Work item: Write the following entries out again exactly, skipping each image.

(Source data)

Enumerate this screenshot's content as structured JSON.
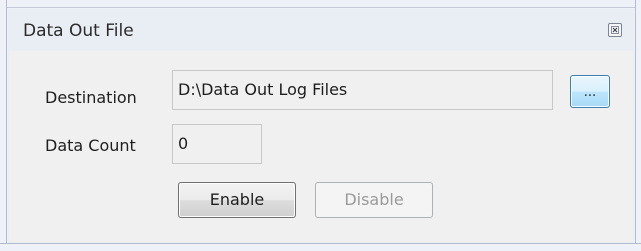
{
  "window": {
    "title": "Data Out File",
    "close_icon": "close-icon"
  },
  "form": {
    "destination_label": "Destination",
    "destination_value": "D:\\Data Out Log Files",
    "browse_label": "...",
    "data_count_label": "Data Count",
    "data_count_value": "0"
  },
  "actions": {
    "enable_label": "Enable",
    "disable_label": "Disable",
    "disable_enabled": false
  },
  "colors": {
    "panel_background": "#e9eef5",
    "browse_accent": "#3c7fb1",
    "disabled_text": "#9a9a9a"
  }
}
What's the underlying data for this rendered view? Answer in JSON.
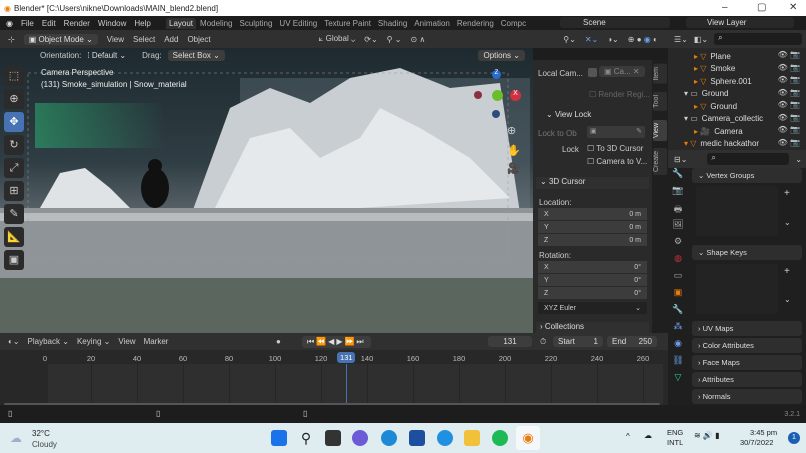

Worked solution:
Enumerate this screenshot's content as structured JSON.
{
  "window": {
    "title": "Data Out File",
    "close_icon": "close-icon"
  },
  "form": {
    "destination_label": "Destination",
    "destination_value": "D:\\Data Out Log Files",
    "browse_label": "...",
    "data_count_label": "Data Count",
    "data_count_value": "0"
  },
  "actions": {
    "enable_label": "Enable",
    "disable_label": "Disable",
    "disable_enabled": false
  },
  "colors": {
    "panel_background": "#e9eef5",
    "browse_accent": "#3c7fb1",
    "disabled_text": "#9a9a9a"
  }
}
What's the underlying data for this rendered view? Answer in JSON.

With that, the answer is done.